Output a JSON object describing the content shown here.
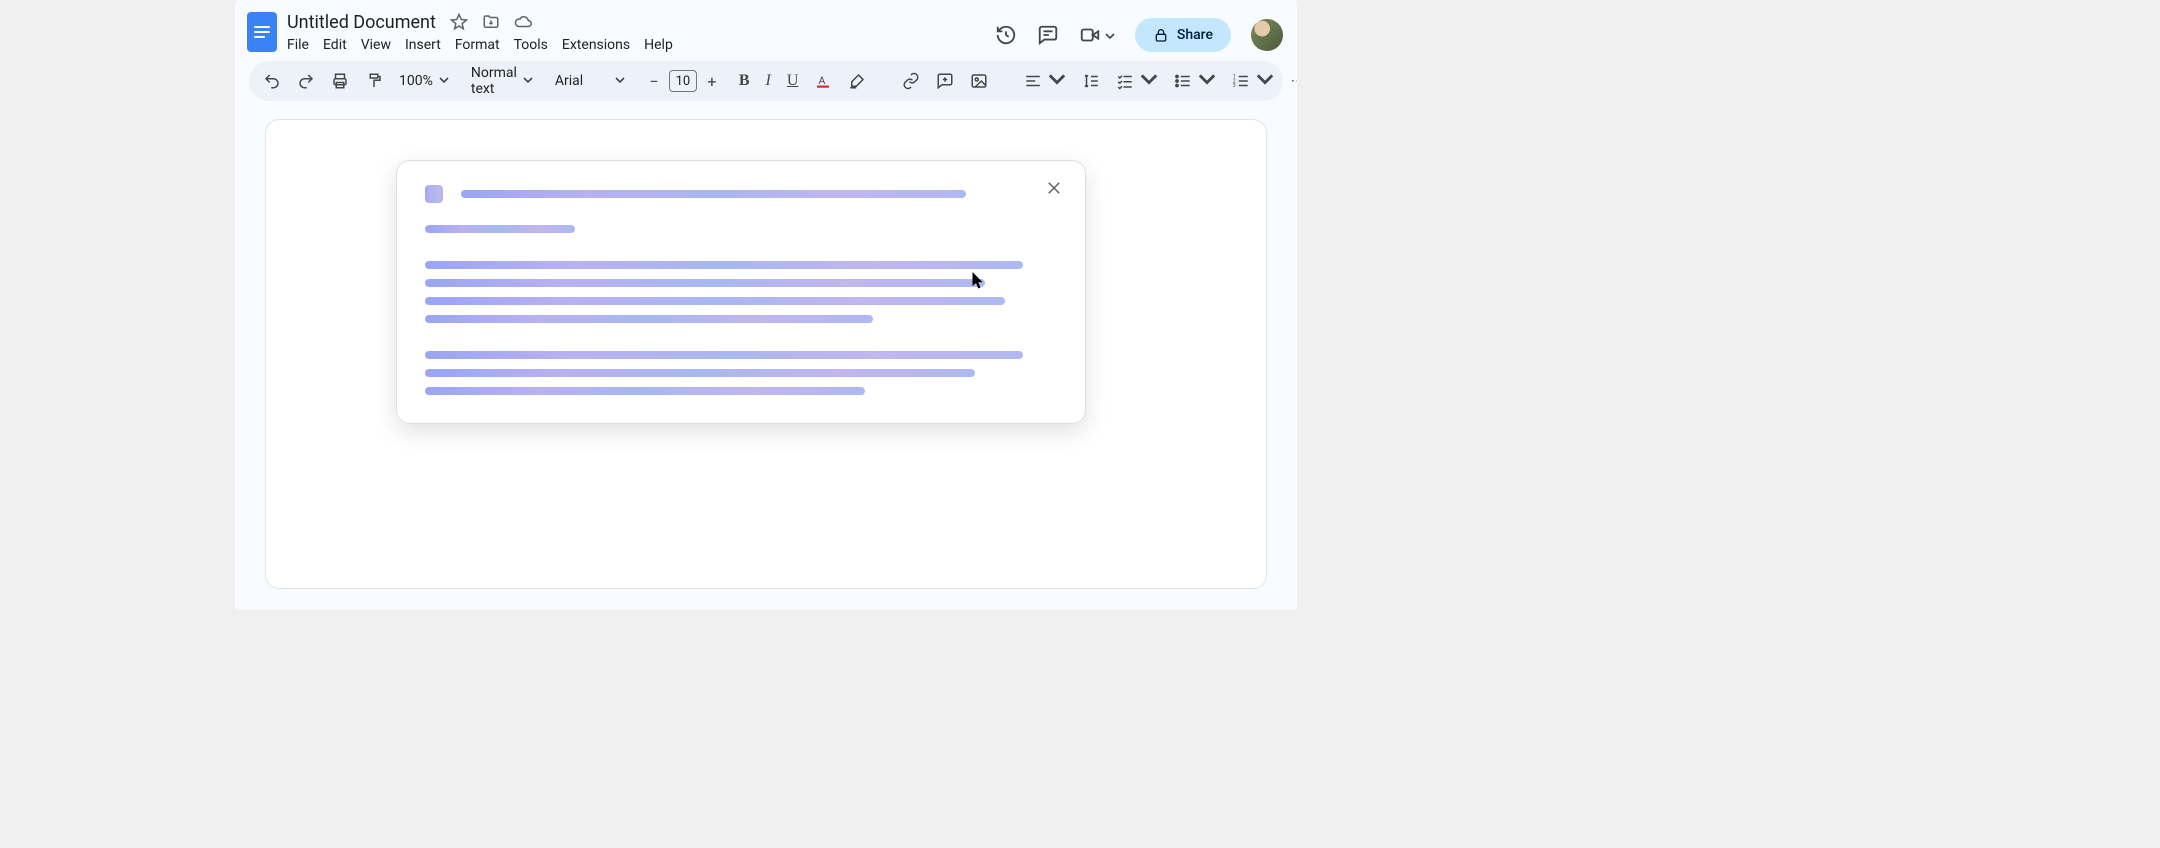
{
  "doc": {
    "title": "Untitled Document"
  },
  "menus": {
    "file": "File",
    "edit": "Edit",
    "view": "View",
    "insert": "Insert",
    "format": "Format",
    "tools": "Tools",
    "extensions": "Extensions",
    "help": "Help"
  },
  "toolbar": {
    "zoom": "100%",
    "style": "Normal text",
    "font": "Arial",
    "font_size": "10"
  },
  "share": {
    "label": "Share"
  }
}
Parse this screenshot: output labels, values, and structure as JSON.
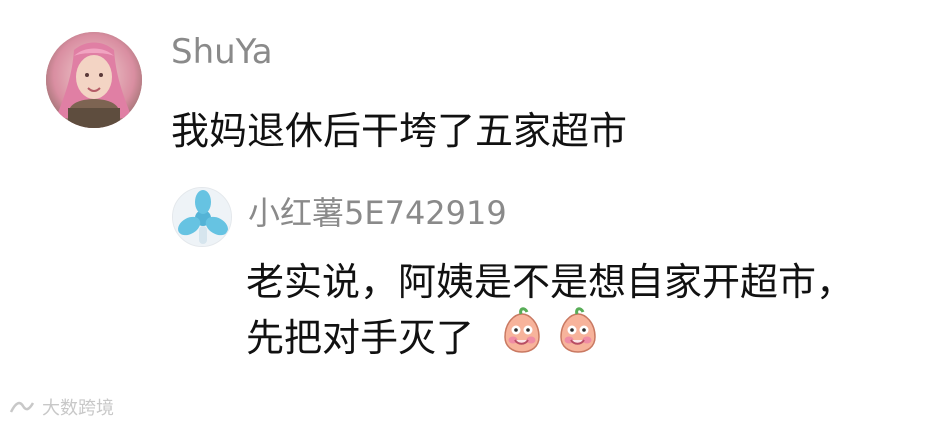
{
  "comment": {
    "username": "ShuYa",
    "text": "我妈退休后干垮了五家超市"
  },
  "reply": {
    "username": "小红薯5E742919",
    "text_line1": "老实说，阿姨是不是想自家开超市，",
    "text_line2": "先把对手灭了",
    "emoji_count": 2
  },
  "watermark": {
    "text": "大数跨境"
  }
}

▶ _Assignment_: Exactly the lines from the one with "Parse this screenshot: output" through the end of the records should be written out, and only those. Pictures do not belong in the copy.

▶ _Exercise answer_:
Parse this screenshot: output labels, values, and structure as JSON.
{
  "comment": {
    "username": "ShuYa",
    "text": "我妈退休后干垮了五家超市"
  },
  "reply": {
    "username": "小红薯5E742919",
    "text_line1": "老实说，阿姨是不是想自家开超市，",
    "text_line2": "先把对手灭了",
    "emoji_count": 2
  },
  "watermark": {
    "text": "大数跨境"
  }
}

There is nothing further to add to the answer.